- [Work item] When you have read the listing, copy all of it without any change.

== Data for review

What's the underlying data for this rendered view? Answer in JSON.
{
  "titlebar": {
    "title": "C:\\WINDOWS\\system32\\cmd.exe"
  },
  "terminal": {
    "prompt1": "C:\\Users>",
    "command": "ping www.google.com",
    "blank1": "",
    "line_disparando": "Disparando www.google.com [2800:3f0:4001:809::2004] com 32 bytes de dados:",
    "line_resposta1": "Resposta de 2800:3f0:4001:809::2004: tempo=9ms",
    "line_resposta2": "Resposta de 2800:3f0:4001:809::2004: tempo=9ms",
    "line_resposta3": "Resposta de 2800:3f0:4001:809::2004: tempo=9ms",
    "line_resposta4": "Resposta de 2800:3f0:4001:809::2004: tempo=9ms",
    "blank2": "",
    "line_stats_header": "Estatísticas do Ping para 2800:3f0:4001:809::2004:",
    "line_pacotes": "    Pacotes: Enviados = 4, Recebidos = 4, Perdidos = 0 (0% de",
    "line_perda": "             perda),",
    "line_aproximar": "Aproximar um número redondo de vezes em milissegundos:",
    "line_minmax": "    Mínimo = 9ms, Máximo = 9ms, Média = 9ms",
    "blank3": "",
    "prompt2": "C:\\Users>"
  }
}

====

- [Finished exercise]
What's the underlying data for this rendered view? Answer in JSON.
{
  "titlebar": {
    "title": "C:\\WINDOWS\\system32\\cmd.exe"
  },
  "terminal": {
    "prompt1": "C:\\Users>",
    "command": "ping www.google.com",
    "blank1": "",
    "line_disparando": "Disparando www.google.com [2800:3f0:4001:809::2004] com 32 bytes de dados:",
    "line_resposta1": "Resposta de 2800:3f0:4001:809::2004: tempo=9ms",
    "line_resposta2": "Resposta de 2800:3f0:4001:809::2004: tempo=9ms",
    "line_resposta3": "Resposta de 2800:3f0:4001:809::2004: tempo=9ms",
    "line_resposta4": "Resposta de 2800:3f0:4001:809::2004: tempo=9ms",
    "blank2": "",
    "line_stats_header": "Estatísticas do Ping para 2800:3f0:4001:809::2004:",
    "line_pacotes": "    Pacotes: Enviados = 4, Recebidos = 4, Perdidos = 0 (0% de",
    "line_perda": "             perda),",
    "line_aproximar": "Aproximar um número redondo de vezes em milissegundos:",
    "line_minmax": "    Mínimo = 9ms, Máximo = 9ms, Média = 9ms",
    "blank3": "",
    "prompt2": "C:\\Users>"
  }
}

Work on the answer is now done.